Above: Shops at the top of Queen Street, opposite St. Peter's Church in the 1980s. Photograph courtesy Neville Ashby.
Above: Part way up Queen Street is a garden dedicated to the memory of Horbury born author Stan Barstow, author of the novels"A Kind of Loving" and "Joby".
Above: This building on Queen Street, Horbury with a 1717 datestone, which demonstrates the great age of these shops.
Above: Central Stores, Grocery and Drapery believed to be located on Queen Street, Horbury. Thanks to Anne-Marie Fawcett for the picture.

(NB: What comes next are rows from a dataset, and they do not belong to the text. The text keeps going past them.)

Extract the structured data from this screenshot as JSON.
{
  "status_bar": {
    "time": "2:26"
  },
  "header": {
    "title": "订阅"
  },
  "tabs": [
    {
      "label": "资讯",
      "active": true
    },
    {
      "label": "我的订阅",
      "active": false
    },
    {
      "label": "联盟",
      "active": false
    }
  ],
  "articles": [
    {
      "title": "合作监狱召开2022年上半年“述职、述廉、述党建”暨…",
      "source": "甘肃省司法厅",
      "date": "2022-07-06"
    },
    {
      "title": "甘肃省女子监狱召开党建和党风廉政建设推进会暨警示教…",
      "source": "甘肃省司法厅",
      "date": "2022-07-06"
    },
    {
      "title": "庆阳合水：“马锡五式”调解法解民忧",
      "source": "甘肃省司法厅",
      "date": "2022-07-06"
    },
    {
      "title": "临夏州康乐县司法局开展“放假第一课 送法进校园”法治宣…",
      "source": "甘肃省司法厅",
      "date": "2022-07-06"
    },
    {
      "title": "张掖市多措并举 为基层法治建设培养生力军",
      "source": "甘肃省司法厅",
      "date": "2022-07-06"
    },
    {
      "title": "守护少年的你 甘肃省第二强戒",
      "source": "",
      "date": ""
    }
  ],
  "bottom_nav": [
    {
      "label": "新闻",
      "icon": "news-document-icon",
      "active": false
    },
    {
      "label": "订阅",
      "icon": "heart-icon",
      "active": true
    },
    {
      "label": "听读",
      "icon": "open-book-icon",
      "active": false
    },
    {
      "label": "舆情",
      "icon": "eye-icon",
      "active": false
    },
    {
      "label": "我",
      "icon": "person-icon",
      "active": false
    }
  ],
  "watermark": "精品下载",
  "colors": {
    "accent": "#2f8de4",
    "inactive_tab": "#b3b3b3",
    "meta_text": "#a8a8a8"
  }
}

Above: Old Horbury looking down Queen Street in the early 20th Century. The shop on the corner is now the Post Office and the wall on the left-hand side of the picture has been lowered in height. Thanks to Anne-Marie Fawcett for the picture.
High Street is the main thoroughfare through Horbury between Wakefield and Ossett and the appearnce hasn't changed too much over the years, although the shops certainly have.
Above: Horbury High Street in about 1905. The Fleece Hotel is on the right and next door is Slater's Tea Stores. Slaters shop was at the junction of High Street and School Lane. Slater's Tea Stores were built in 1901 and the shop was demolished when both High Street and School Lane were widened in 1929.
Above: Horbury High Street in the 1990s with the old Co-Op building on the left.
Above: This is how the Co-operative Store in Westfield Road, Horbury used to look in the 1980s. The new store which replaced this one was built on the High Street in the 2000s.
Above: Horbury High Street in 2016, with the new Co-Op building on the near right and the entrance to Queen Street on the left. Picture courtesy of Helen Bickerdike.
Above: The old Methodist Chapel on Horbury High Street was demolished and this is the new Horbury Methodist Church built in its place and opened in the summer of 2016. Picture courtesy Anne-Marie Fawcett.
Above: The Foundation Stone laid in 2015 to mark the construction of the new Methodist Church on Horbury High Street. Picture is courtesy of Anne-Marie Fawcett.
Stephen Wilson, September 2016